[App and web page records]
---------------

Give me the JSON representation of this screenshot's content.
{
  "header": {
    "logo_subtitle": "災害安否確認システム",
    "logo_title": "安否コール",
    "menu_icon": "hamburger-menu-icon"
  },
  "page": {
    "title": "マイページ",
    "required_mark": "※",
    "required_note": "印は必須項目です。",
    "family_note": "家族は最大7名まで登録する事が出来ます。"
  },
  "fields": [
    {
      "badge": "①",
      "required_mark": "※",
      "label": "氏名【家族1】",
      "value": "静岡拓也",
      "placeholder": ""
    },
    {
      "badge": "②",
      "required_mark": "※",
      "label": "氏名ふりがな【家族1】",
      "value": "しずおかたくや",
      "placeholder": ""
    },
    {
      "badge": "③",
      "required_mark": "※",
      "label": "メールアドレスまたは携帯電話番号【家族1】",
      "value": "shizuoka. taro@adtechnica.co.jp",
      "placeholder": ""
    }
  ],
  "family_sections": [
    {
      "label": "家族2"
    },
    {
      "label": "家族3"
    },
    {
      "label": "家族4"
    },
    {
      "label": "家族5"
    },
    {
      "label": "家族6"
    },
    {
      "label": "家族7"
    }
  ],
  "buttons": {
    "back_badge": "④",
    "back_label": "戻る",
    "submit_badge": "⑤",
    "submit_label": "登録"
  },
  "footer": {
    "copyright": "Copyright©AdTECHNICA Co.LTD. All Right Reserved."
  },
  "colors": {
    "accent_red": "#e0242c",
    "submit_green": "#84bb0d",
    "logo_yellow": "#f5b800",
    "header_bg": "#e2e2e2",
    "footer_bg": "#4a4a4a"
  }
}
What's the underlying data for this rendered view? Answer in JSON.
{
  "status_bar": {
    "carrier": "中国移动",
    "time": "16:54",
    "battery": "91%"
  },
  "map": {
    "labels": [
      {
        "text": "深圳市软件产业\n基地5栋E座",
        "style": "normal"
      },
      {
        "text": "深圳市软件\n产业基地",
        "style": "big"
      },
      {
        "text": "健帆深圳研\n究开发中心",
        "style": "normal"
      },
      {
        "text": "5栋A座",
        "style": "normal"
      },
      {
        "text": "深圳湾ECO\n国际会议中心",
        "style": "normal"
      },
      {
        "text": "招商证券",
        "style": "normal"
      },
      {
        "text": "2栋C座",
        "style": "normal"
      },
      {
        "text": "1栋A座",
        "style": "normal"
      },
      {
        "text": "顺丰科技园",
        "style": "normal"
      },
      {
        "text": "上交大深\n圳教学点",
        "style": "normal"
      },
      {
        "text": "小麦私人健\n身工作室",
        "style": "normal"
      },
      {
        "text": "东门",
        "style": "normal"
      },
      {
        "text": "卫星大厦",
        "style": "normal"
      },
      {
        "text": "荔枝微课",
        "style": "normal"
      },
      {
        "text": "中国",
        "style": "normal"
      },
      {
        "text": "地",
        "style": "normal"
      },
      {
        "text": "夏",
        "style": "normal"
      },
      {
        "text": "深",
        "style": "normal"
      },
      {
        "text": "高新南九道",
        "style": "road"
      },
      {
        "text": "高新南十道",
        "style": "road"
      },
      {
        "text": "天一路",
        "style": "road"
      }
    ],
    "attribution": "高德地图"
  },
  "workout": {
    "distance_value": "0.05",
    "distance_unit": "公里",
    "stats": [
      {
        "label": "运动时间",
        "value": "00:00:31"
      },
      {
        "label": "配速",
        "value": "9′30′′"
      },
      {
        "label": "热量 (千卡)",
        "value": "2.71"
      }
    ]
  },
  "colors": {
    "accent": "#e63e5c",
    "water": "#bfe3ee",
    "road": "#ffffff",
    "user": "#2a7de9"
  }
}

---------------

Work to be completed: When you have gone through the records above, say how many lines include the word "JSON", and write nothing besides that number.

Reply to the task: 2